Traumatic brain injuries (TBIs) can easily occur as a result of car crashes. All that’s needed is for the head to hit something with sufficient force. Or something to hit the head with sufficient force. They can even occur when the head does not hit anything, but the crash forces cause the brain to be thrown against the skull with sufficient force. That could happen if a seat belt holds the body in place but the head whips forward and backward.
TBIs aren’t always immediately apparent, which is one reason you should go for a medical checkup after a crash. Here are some ways doctors can check for a TBI:
A neurological exam
Physicians don’t need machines for this one. They’ll just ask you questions and ask you to perform actions. What they are doing is assessing the following:
- Mental agility and speech
- Motor function
- Sensory function
- Eye movement
If you pass all of these checks, a doctor might rule out the need to do anything more.

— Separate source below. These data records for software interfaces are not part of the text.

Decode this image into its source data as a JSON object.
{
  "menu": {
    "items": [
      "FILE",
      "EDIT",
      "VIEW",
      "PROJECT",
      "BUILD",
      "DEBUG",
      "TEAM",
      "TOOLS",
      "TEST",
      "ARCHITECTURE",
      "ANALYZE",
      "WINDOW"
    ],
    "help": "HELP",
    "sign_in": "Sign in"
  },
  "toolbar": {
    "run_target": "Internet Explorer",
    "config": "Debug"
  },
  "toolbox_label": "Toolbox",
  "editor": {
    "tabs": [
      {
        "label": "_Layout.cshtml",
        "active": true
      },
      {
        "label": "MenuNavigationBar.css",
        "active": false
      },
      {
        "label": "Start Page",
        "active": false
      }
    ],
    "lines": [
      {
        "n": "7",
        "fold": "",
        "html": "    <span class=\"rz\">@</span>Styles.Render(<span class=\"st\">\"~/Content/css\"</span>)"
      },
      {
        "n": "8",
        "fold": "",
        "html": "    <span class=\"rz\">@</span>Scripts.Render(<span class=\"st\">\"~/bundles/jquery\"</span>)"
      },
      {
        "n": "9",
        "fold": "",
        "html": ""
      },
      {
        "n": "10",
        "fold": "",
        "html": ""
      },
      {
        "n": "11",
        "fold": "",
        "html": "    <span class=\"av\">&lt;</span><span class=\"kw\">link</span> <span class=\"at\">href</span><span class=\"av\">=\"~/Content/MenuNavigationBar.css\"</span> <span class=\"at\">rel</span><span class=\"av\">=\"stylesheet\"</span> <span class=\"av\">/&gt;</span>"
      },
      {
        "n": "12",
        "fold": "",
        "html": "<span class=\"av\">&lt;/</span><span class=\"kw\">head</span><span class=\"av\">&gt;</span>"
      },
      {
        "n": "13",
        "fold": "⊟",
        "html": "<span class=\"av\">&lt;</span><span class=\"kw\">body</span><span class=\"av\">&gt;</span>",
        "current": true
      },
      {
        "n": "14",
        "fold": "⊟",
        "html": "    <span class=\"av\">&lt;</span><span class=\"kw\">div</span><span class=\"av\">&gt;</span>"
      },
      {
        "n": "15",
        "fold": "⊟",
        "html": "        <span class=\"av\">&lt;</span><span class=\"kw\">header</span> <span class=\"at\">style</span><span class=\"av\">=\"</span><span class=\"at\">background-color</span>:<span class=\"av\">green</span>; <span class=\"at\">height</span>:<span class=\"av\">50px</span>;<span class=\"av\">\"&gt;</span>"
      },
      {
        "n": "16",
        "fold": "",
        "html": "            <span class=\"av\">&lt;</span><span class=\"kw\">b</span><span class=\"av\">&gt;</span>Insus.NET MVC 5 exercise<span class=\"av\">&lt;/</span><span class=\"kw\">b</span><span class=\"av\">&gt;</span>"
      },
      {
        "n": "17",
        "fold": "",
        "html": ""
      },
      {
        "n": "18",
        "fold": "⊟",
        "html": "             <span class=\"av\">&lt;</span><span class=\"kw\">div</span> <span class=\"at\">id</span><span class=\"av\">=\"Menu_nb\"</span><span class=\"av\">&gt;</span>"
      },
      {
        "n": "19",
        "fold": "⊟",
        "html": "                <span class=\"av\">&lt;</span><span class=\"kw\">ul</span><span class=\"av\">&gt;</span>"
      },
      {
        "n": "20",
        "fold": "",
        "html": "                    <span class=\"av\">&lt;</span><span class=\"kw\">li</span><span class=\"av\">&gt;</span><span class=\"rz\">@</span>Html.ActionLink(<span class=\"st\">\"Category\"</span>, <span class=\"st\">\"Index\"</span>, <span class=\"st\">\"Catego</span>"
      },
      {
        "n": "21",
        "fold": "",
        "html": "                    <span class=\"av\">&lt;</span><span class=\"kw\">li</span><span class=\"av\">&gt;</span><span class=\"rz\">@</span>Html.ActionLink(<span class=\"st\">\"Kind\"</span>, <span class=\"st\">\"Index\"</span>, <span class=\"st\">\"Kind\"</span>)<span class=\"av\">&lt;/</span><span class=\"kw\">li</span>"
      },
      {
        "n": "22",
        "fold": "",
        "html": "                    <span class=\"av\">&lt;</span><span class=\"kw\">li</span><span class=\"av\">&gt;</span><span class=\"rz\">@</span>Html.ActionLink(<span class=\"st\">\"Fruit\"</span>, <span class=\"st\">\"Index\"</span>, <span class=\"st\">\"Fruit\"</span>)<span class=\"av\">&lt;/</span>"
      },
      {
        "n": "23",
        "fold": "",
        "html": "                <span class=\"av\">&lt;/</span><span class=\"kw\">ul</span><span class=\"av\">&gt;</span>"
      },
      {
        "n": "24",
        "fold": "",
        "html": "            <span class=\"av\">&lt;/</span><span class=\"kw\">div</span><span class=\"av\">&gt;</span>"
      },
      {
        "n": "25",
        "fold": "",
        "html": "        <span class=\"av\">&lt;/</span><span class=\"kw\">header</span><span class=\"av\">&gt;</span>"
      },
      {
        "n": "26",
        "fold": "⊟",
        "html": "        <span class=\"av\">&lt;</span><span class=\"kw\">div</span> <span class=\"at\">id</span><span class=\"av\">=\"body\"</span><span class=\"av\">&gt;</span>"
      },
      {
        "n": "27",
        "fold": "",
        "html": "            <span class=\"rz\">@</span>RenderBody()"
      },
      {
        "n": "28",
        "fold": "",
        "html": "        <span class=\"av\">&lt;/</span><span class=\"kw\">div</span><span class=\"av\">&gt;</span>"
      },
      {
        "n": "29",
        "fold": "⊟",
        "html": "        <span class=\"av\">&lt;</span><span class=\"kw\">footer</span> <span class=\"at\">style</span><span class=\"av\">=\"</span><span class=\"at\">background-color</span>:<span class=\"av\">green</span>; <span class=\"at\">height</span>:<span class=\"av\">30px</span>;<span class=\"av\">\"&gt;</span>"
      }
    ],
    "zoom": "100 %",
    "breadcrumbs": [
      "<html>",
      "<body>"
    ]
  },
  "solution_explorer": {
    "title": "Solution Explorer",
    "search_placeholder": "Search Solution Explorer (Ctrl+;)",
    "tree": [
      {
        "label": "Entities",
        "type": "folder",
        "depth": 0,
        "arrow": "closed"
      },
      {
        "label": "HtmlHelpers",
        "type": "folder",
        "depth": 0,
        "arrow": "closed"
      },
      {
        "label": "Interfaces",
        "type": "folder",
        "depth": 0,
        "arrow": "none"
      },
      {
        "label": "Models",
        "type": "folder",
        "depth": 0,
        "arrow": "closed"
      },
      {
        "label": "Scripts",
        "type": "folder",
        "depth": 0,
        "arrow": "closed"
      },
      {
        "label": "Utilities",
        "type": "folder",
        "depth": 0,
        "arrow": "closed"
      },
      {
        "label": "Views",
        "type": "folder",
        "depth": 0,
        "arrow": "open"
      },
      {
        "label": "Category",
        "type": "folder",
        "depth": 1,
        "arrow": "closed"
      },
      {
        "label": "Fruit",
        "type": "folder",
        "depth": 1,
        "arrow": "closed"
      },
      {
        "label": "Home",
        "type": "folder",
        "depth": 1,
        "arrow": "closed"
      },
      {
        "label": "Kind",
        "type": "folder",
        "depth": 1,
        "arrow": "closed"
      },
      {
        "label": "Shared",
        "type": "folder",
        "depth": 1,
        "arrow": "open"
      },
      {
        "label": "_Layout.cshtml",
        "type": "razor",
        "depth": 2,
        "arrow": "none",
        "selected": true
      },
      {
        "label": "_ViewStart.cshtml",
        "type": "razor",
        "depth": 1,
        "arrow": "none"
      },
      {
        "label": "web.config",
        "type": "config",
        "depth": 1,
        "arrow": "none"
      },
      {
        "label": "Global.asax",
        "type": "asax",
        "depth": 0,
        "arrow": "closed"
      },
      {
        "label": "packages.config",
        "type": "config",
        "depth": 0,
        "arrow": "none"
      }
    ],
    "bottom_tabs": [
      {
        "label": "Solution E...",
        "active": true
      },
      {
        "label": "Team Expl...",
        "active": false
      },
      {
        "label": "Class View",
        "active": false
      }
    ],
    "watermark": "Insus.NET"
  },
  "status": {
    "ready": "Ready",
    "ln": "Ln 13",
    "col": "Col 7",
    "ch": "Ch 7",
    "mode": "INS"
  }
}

Doctors can commission tests such as a CT or MRI scan but must only use machines approved by the Food and Drug Administration (FDA) for use in diagnosing head injuries. The FDA makes it clear they need to look at the overall picture, not just rely on one tool to make an assessment.
Quickly diagnosing a TBI gives doctors the best chance to intervene and limit the consequences where possible. The lifelong costs associated with a TBI can be massive, so you’ll want to seek legal help to pursue compensation if you suffer one in a car crash that is either not your fault or is only partially your fault.